When my family bought a TiVo, it was a cutting-edge product (the TiVo, not the family; but come to think of it, the family was pretty cool too), delivering a customer experience that was hard to find elsewhere. Since then, eight years have passed – an eternity in the electronics business – and TiVo is still selling essentially the same product. Sure, they have added a few bells and whistles, but nothing that made us want to run out and buy a new box.

TiVo made a decision, early on, to cozy up to the TV networks, to stay within their comfort zone. But the networks’ comfort zone is awfully confining. ReplayTV took a different path, seizing the technological lead with new features that angered the networks; and the networks brought a lawsuit that ReplayTV couldn’t afford to defend. At the time, TiVo execs probably chuckled and congratulated themselves for their caution.

Now the time has come for TiVo to pay for its timidity. Its technology is no longer distinctive, and the rising tide of DRM threatens to cut TiVo’s products out of the TV delivery pipeline. (Remember, DRM is just another name for deliberate incompatibility.) It’s not clear what the company will have to offer future customers.

Which brings us to the key paragraph in the New York Times story:

Last week, TiVo announced that Mr. Ramsay was stepping down as chief executive but would remain as chairman. He said the change was his idea and had been under discussion for months. Several board members and others close to the board confirm that. But they also said that the board hoped to hire someone with less of Mr. Ramsay’s fierce belief in the power of TiVo’s technology. They said they preferred someone with an ability to repair TiVo’s relations with the big cable companies.

[italics added] As in so many organizations, TiVo’s response to crisis is to do more of what got them in trouble, rather than returning to the strategy that made them successful in the first place.
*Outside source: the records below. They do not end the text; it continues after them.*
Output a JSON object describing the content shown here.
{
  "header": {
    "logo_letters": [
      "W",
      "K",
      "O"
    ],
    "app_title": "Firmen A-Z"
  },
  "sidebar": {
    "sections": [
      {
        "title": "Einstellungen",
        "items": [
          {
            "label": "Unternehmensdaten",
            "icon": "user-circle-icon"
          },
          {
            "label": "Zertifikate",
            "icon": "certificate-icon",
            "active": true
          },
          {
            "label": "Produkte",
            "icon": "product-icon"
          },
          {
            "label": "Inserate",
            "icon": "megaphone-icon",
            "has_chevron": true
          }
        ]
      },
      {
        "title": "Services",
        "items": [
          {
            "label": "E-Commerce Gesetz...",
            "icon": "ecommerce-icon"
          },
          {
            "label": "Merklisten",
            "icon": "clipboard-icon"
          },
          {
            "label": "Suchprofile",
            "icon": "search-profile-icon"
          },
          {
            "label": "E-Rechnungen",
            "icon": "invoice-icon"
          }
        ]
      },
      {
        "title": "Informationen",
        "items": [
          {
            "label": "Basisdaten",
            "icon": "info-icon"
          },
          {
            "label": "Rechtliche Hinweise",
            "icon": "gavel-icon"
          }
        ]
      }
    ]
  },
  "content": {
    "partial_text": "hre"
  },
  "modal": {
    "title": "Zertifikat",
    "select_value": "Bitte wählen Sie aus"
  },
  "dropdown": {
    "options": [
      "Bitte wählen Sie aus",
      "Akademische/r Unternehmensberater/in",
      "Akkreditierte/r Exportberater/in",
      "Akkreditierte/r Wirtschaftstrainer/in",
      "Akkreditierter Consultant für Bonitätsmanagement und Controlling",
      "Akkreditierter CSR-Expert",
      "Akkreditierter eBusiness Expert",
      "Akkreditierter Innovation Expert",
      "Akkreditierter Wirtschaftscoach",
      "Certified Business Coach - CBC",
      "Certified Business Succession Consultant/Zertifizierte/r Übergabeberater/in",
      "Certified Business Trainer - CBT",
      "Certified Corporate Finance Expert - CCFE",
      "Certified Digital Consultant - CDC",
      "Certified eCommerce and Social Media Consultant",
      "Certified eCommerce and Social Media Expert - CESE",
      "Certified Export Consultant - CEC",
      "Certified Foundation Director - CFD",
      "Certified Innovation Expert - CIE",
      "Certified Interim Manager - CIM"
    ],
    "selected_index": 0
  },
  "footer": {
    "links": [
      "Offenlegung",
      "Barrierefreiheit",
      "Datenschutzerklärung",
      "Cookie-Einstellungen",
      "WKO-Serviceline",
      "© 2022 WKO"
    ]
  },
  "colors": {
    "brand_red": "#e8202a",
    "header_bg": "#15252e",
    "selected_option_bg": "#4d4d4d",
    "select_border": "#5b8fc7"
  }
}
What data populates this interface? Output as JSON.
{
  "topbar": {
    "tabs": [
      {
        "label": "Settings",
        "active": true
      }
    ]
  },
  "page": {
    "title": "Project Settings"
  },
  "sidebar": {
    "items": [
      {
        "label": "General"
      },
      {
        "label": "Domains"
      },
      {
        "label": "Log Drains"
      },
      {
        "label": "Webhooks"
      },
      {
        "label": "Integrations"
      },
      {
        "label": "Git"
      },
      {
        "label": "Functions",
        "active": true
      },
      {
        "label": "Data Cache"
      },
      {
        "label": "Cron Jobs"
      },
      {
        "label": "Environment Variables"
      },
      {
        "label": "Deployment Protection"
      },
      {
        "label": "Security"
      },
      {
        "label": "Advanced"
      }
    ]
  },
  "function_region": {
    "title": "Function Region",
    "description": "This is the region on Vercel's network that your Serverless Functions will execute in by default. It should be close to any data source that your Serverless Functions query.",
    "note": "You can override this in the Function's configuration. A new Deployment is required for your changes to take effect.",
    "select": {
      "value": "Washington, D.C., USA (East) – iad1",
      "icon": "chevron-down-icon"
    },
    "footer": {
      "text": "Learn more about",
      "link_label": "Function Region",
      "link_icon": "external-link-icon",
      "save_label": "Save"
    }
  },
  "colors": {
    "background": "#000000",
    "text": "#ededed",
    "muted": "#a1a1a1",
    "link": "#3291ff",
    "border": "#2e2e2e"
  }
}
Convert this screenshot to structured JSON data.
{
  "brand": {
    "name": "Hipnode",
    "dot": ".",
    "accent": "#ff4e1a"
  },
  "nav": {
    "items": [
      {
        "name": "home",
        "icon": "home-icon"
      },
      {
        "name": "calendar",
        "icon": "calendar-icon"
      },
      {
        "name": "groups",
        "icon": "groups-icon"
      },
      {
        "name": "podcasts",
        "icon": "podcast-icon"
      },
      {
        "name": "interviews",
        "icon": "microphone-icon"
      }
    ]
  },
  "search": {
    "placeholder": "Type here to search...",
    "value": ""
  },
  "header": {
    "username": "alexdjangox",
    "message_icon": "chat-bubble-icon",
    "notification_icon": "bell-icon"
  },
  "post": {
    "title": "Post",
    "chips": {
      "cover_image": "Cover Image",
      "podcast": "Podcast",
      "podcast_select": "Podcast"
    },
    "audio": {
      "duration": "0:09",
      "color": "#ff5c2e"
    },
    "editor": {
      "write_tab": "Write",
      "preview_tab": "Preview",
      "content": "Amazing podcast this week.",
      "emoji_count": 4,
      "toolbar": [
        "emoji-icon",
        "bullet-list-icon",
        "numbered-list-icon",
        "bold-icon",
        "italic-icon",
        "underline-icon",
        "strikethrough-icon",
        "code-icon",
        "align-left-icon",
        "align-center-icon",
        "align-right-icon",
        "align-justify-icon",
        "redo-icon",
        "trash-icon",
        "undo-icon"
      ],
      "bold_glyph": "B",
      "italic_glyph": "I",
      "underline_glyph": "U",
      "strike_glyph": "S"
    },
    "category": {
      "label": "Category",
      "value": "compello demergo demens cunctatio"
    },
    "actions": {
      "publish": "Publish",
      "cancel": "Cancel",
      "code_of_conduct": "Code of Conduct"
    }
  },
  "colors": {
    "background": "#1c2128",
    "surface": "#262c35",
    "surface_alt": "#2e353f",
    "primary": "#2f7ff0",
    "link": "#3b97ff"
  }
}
This is bad news for TiVo, which desperately needs new, distinctive technology if it wants to survive. It’s bad news for customers too.

UPDATE (2:00 PM): Matt Haughey has a nice response over at PVRblog.